* The task *
Below are the records to retype. Keep every character exactly and leave out the pictures.

* Record extracts *
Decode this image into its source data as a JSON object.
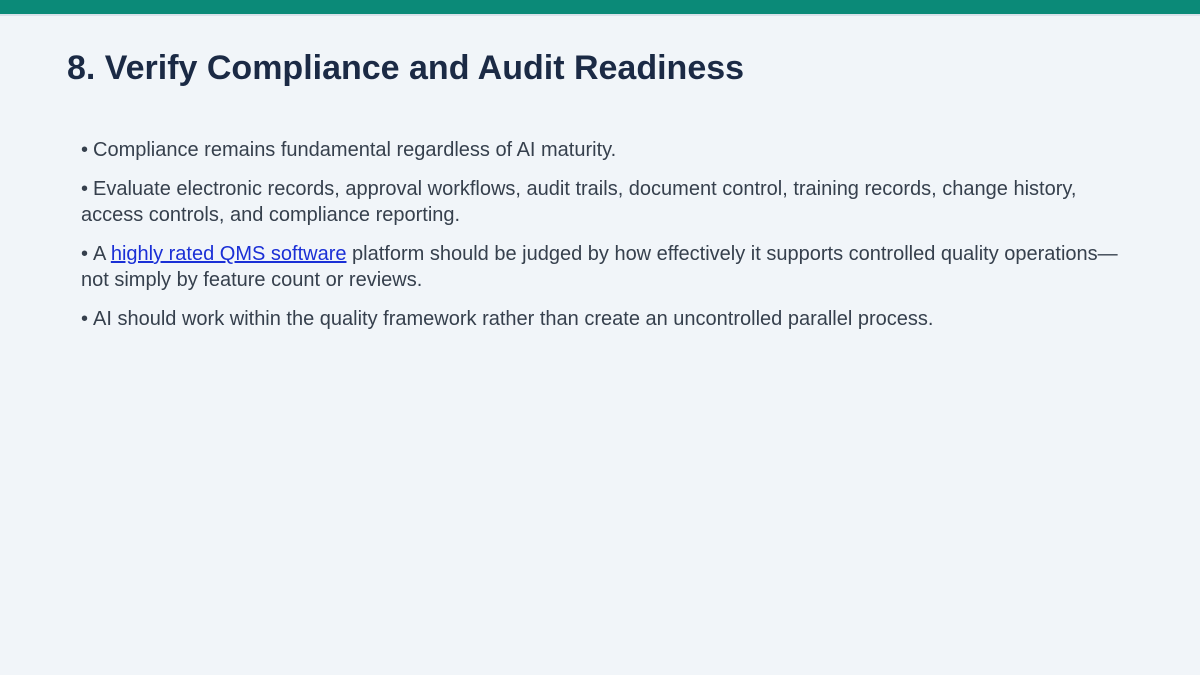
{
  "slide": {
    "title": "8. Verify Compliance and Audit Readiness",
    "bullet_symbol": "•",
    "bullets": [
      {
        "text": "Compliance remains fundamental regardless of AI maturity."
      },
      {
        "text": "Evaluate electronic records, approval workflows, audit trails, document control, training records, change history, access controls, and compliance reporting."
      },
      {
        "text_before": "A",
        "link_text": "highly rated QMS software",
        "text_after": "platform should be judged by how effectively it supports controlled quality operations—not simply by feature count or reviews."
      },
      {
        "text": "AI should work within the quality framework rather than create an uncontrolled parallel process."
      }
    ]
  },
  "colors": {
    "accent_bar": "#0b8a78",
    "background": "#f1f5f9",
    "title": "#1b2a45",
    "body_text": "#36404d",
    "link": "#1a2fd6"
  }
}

* Exercise answer *
Decode this image into its source data as a JSON object.
{
  "slide": {
    "title": "8. Verify Compliance and Audit Readiness",
    "bullet_symbol": "•",
    "bullets": [
      {
        "text": "Compliance remains fundamental regardless of AI maturity."
      },
      {
        "text": "Evaluate electronic records, approval workflows, audit trails, document control, training records, change history, access controls, and compliance reporting."
      },
      {
        "text_before": "A",
        "link_text": "highly rated QMS software",
        "text_after": "platform should be judged by how effectively it supports controlled quality operations—not simply by feature count or reviews."
      },
      {
        "text": "AI should work within the quality framework rather than create an uncontrolled parallel process."
      }
    ]
  },
  "colors": {
    "accent_bar": "#0b8a78",
    "background": "#f1f5f9",
    "title": "#1b2a45",
    "body_text": "#36404d",
    "link": "#1a2fd6"
  }
}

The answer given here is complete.